**WHAT IS REQUIRED**
Please write out the data below once more, exactly as it stands.

-------- DATA FOR THIS EXERCISE --------

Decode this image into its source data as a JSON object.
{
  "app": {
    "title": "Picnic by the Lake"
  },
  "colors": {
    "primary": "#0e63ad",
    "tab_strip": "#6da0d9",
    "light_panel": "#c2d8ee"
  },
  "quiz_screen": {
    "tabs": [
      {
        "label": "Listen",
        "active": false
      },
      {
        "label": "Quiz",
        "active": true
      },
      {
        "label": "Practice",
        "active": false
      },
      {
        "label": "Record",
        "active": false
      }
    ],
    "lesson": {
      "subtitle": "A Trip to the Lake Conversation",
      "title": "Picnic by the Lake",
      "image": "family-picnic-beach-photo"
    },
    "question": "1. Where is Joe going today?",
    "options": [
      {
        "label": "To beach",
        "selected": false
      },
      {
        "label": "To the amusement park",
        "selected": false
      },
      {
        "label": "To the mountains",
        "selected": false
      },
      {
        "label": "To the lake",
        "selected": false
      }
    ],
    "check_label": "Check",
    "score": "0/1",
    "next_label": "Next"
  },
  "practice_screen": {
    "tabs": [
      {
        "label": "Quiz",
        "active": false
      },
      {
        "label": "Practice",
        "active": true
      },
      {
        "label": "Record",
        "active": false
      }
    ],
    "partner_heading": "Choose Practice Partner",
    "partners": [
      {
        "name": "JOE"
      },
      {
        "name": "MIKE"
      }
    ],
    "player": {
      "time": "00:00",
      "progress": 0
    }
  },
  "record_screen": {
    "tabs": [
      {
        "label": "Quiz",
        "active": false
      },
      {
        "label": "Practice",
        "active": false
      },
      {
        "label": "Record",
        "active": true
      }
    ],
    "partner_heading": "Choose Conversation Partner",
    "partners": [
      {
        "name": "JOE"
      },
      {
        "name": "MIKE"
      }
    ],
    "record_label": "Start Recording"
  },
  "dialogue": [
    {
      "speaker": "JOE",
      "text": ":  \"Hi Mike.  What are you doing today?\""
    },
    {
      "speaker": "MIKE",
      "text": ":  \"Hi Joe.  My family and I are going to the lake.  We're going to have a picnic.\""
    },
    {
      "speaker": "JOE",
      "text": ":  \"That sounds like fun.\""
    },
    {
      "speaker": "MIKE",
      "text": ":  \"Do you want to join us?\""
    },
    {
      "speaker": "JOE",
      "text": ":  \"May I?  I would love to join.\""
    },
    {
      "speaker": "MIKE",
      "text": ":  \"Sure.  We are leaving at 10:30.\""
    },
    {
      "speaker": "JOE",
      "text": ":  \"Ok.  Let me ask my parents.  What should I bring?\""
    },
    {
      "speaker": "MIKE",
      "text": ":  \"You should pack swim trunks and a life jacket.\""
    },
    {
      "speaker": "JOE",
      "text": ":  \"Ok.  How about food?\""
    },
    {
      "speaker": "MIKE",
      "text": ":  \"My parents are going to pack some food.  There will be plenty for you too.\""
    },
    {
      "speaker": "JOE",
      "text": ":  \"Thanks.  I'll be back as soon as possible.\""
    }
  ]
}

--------

**RESPONSE TO THIS EXERCISE**
Decode this image into its source data as a JSON object.
{
  "app": {
    "title": "Picnic by the Lake"
  },
  "colors": {
    "primary": "#0e63ad",
    "tab_strip": "#6da0d9",
    "light_panel": "#c2d8ee"
  },
  "quiz_screen": {
    "tabs": [
      {
        "label": "Listen",
        "active": false
      },
      {
        "label": "Quiz",
        "active": true
      },
      {
        "label": "Practice",
        "active": false
      },
      {
        "label": "Record",
        "active": false
      }
    ],
    "lesson": {
      "subtitle": "A Trip to the Lake Conversation",
      "title": "Picnic by the Lake",
      "image": "family-picnic-beach-photo"
    },
    "question": "1. Where is Joe going today?",
    "options": [
      {
        "label": "To beach",
        "selected": false
      },
      {
        "label": "To the amusement park",
        "selected": false
      },
      {
        "label": "To the mountains",
        "selected": false
      },
      {
        "label": "To the lake",
        "selected": false
      }
    ],
    "check_label": "Check",
    "score": "0/1",
    "next_label": "Next"
  },
  "practice_screen": {
    "tabs": [
      {
        "label": "Quiz",
        "active": false
      },
      {
        "label": "Practice",
        "active": true
      },
      {
        "label": "Record",
        "active": false
      }
    ],
    "partner_heading": "Choose Practice Partner",
    "partners": [
      {
        "name": "JOE"
      },
      {
        "name": "MIKE"
      }
    ],
    "player": {
      "time": "00:00",
      "progress": 0
    }
  },
  "record_screen": {
    "tabs": [
      {
        "label": "Quiz",
        "active": false
      },
      {
        "label": "Practice",
        "active": false
      },
      {
        "label": "Record",
        "active": true
      }
    ],
    "partner_heading": "Choose Conversation Partner",
    "partners": [
      {
        "name": "JOE"
      },
      {
        "name": "MIKE"
      }
    ],
    "record_label": "Start Recording"
  },
  "dialogue": [
    {
      "speaker": "JOE",
      "text": ":  \"Hi Mike.  What are you doing today?\""
    },
    {
      "speaker": "MIKE",
      "text": ":  \"Hi Joe.  My family and I are going to the lake.  We're going to have a picnic.\""
    },
    {
      "speaker": "JOE",
      "text": ":  \"That sounds like fun.\""
    },
    {
      "speaker": "MIKE",
      "text": ":  \"Do you want to join us?\""
    },
    {
      "speaker": "JOE",
      "text": ":  \"May I?  I would love to join.\""
    },
    {
      "speaker": "MIKE",
      "text": ":  \"Sure.  We are leaving at 10:30.\""
    },
    {
      "speaker": "JOE",
      "text": ":  \"Ok.  Let me ask my parents.  What should I bring?\""
    },
    {
      "speaker": "MIKE",
      "text": ":  \"You should pack swim trunks and a life jacket.\""
    },
    {
      "speaker": "JOE",
      "text": ":  \"Ok.  How about food?\""
    },
    {
      "speaker": "MIKE",
      "text": ":  \"My parents are going to pack some food.  There will be plenty for you too.\""
    },
    {
      "speaker": "JOE",
      "text": ":  \"Thanks.  I'll be back as soon as possible.\""
    }
  ]
}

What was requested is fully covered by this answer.